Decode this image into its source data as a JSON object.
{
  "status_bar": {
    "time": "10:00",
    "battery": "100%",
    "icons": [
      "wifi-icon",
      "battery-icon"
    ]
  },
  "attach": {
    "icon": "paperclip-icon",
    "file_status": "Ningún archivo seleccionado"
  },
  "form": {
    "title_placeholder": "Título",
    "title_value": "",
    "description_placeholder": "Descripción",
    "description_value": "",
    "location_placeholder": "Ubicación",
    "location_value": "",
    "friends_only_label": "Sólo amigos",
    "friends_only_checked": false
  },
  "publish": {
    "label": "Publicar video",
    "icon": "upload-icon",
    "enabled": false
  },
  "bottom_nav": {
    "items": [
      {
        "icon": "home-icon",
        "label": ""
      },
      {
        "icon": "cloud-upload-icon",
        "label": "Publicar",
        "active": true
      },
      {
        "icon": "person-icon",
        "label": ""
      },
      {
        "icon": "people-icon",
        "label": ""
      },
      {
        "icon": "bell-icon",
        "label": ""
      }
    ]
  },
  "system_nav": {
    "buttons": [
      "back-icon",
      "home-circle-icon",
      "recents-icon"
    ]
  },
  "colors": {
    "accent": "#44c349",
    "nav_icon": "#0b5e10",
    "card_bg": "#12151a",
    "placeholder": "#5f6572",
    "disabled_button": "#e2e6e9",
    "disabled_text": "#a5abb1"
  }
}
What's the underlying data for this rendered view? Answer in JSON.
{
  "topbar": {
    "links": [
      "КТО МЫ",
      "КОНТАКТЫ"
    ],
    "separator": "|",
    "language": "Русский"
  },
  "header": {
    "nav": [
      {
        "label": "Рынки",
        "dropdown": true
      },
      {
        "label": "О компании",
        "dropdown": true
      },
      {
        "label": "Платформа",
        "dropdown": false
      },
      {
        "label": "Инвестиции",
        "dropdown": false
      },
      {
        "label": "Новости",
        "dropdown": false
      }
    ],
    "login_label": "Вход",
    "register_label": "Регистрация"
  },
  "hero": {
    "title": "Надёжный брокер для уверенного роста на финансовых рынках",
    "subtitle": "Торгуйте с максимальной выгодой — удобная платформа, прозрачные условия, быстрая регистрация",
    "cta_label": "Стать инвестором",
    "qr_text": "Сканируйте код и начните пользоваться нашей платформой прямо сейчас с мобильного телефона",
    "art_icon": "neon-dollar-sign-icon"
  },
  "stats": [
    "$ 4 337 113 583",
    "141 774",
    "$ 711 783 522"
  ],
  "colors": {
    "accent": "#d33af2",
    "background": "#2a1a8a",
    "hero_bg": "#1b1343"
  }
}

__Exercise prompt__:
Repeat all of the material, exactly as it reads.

__Answer below__:
Decode this image into its source data as a JSON object.
{
  "status_bar": {
    "time": "10:00",
    "battery": "100%",
    "icons": [
      "wifi-icon",
      "battery-icon"
    ]
  },
  "attach": {
    "icon": "paperclip-icon",
    "file_status": "Ningún archivo seleccionado"
  },
  "form": {
    "title_placeholder": "Título",
    "title_value": "",
    "description_placeholder": "Descripción",
    "description_value": "",
    "location_placeholder": "Ubicación",
    "location_value": "",
    "friends_only_label": "Sólo amigos",
    "friends_only_checked": false
  },
  "publish": {
    "label": "Publicar video",
    "icon": "upload-icon",
    "enabled": false
  },
  "bottom_nav": {
    "items": [
      {
        "icon": "home-icon",
        "label": ""
      },
      {
        "icon": "cloud-upload-icon",
        "label": "Publicar",
        "active": true
      },
      {
        "icon": "person-icon",
        "label": ""
      },
      {
        "icon": "people-icon",
        "label": ""
      },
      {
        "icon": "bell-icon",
        "label": ""
      }
    ]
  },
  "system_nav": {
    "buttons": [
      "back-icon",
      "home-circle-icon",
      "recents-icon"
    ]
  },
  "colors": {
    "accent": "#44c349",
    "nav_icon": "#0b5e10",
    "card_bg": "#12151a",
    "placeholder": "#5f6572",
    "disabled_button": "#e2e6e9",
    "disabled_text": "#a5abb1"
  }
}
What's the underlying data for this rendered view? Answer in JSON.
{
  "topbar": {
    "links": [
      "КТО МЫ",
      "КОНТАКТЫ"
    ],
    "separator": "|",
    "language": "Русский"
  },
  "header": {
    "nav": [
      {
        "label": "Рынки",
        "dropdown": true
      },
      {
        "label": "О компании",
        "dropdown": true
      },
      {
        "label": "Платформа",
        "dropdown": false
      },
      {
        "label": "Инвестиции",
        "dropdown": false
      },
      {
        "label": "Новости",
        "dropdown": false
      }
    ],
    "login_label": "Вход",
    "register_label": "Регистрация"
  },
  "hero": {
    "title": "Надёжный брокер для уверенного роста на финансовых рынках",
    "subtitle": "Торгуйте с максимальной выгодой — удобная платформа, прозрачные условия, быстрая регистрация",
    "cta_label": "Стать инвестором",
    "qr_text": "Сканируйте код и начните пользоваться нашей платформой прямо сейчас с мобильного телефона",
    "art_icon": "neon-dollar-sign-icon"
  },
  "stats": [
    "$ 4 337 113 583",
    "141 774",
    "$ 711 783 522"
  ],
  "colors": {
    "accent": "#d33af2",
    "background": "#2a1a8a",
    "hero_bg": "#1b1343"
  }
}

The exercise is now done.